Task objective: Copy each line of the material in which the word "notice" appears.

Extracted material:

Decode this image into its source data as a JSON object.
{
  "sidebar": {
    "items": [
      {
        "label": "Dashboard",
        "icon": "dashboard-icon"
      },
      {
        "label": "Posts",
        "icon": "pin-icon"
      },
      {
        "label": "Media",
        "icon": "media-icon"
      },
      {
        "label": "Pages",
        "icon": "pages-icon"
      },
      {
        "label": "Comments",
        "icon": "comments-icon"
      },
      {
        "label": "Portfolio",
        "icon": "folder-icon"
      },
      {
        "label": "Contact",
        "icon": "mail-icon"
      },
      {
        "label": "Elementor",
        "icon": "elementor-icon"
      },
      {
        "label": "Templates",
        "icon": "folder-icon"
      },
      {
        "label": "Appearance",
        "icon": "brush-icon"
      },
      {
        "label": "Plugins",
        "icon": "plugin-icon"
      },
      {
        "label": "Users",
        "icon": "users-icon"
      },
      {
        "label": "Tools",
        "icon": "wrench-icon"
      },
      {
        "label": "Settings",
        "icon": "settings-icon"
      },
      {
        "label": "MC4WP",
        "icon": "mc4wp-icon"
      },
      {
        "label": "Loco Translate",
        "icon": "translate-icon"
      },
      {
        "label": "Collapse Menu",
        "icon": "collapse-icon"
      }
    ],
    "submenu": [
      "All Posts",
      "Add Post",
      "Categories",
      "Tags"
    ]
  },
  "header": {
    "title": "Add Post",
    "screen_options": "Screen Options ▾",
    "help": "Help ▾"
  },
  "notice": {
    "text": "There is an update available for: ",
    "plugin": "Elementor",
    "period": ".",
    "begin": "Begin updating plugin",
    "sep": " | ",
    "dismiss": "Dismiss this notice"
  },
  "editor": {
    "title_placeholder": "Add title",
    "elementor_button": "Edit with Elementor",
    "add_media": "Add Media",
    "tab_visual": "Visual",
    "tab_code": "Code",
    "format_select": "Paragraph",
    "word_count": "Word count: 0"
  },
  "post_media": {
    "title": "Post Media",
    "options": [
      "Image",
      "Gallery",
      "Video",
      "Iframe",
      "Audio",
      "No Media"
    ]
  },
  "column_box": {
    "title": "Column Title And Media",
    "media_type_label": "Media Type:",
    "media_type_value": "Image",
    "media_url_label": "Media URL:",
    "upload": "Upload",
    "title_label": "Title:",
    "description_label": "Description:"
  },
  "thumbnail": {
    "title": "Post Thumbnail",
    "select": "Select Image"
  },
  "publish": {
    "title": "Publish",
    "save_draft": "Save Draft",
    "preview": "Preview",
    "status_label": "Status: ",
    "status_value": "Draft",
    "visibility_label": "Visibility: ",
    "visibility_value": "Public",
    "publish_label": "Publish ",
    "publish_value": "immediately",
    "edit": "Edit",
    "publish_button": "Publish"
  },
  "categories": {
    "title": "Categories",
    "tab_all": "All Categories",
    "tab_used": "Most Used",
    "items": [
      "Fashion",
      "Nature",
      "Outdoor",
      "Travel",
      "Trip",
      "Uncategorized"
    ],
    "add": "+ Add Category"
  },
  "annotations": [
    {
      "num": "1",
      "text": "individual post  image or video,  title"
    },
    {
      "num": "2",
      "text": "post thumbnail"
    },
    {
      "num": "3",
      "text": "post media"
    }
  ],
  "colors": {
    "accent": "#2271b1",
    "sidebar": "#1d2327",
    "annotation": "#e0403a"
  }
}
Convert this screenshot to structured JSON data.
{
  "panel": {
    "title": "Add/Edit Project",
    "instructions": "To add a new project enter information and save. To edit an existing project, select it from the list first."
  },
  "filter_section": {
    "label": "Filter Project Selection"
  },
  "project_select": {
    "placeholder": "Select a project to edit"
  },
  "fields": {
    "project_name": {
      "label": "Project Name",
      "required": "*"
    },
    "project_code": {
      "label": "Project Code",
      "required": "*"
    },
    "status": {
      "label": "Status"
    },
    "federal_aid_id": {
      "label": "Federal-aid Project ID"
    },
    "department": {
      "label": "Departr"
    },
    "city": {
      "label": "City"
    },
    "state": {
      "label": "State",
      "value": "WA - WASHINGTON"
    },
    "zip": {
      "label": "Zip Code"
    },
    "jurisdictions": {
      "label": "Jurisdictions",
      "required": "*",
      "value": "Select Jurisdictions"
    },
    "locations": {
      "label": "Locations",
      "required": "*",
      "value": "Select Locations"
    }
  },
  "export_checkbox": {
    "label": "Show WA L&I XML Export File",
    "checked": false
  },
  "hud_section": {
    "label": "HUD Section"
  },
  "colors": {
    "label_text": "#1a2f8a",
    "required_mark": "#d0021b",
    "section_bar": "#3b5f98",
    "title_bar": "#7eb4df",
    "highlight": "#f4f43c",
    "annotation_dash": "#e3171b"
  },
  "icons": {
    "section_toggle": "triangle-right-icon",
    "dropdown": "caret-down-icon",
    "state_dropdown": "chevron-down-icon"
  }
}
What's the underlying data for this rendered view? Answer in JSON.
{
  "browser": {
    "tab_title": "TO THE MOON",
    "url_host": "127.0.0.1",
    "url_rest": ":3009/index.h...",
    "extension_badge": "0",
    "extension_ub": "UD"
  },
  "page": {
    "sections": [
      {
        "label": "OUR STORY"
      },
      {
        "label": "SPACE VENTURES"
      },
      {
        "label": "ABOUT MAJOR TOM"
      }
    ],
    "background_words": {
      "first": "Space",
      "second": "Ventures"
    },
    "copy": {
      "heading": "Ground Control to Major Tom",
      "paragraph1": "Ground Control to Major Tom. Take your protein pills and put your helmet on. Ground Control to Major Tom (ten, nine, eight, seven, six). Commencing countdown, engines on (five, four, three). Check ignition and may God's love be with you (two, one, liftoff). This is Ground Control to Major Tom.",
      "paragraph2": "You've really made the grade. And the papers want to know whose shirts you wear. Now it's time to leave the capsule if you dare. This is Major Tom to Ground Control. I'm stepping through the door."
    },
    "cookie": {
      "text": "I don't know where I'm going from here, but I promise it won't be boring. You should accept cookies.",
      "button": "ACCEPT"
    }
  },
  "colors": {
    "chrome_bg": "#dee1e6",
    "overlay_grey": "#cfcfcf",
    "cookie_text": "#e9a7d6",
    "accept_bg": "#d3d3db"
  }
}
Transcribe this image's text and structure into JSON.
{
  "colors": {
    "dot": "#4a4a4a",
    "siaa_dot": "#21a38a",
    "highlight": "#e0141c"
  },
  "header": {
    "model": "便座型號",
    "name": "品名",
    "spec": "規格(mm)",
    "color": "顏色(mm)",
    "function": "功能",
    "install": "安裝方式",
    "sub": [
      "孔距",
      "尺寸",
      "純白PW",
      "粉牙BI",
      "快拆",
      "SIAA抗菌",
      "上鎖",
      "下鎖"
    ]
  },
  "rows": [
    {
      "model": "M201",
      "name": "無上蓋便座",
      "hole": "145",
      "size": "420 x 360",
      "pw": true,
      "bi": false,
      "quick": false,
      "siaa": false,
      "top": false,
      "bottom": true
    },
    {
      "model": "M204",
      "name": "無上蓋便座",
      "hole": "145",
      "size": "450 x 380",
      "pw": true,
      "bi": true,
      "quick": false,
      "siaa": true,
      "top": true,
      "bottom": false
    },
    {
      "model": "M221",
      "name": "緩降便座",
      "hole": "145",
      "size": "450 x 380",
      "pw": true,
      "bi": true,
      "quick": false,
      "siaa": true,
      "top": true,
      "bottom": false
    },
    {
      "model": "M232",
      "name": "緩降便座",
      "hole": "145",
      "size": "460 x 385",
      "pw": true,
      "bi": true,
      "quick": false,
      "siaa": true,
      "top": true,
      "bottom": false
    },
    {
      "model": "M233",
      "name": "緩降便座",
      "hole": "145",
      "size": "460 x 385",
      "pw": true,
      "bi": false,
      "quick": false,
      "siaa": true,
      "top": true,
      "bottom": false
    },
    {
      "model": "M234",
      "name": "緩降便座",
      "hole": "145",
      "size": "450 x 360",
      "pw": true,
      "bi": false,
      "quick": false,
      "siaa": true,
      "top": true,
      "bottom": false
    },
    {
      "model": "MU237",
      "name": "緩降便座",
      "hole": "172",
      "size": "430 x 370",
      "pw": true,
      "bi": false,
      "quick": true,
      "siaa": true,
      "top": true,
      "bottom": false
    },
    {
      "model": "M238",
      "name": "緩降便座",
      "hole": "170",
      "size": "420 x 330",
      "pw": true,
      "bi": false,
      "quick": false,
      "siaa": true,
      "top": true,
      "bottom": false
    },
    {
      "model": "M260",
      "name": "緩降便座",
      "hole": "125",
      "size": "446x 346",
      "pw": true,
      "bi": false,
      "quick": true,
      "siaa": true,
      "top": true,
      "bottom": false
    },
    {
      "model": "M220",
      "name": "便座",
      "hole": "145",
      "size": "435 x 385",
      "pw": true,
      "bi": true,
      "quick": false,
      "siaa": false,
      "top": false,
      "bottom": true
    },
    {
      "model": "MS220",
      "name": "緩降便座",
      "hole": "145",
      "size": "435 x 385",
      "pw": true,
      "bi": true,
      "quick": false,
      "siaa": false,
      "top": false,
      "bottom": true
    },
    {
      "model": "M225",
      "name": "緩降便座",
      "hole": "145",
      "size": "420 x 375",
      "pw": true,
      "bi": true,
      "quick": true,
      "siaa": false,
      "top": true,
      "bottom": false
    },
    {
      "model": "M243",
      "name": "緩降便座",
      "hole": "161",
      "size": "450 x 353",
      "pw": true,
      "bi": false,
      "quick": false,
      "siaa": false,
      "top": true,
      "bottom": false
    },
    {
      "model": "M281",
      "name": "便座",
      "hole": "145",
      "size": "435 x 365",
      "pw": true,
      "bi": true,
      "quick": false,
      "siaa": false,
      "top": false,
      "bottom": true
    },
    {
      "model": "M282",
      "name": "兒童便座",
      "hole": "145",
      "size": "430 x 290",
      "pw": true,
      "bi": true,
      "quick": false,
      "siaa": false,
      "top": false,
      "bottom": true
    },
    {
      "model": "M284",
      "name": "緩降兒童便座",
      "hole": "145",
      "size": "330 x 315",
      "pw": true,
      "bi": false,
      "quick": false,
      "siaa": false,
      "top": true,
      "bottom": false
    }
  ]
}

Result:
  "notice": {
    "dismiss": "Dismiss this notice"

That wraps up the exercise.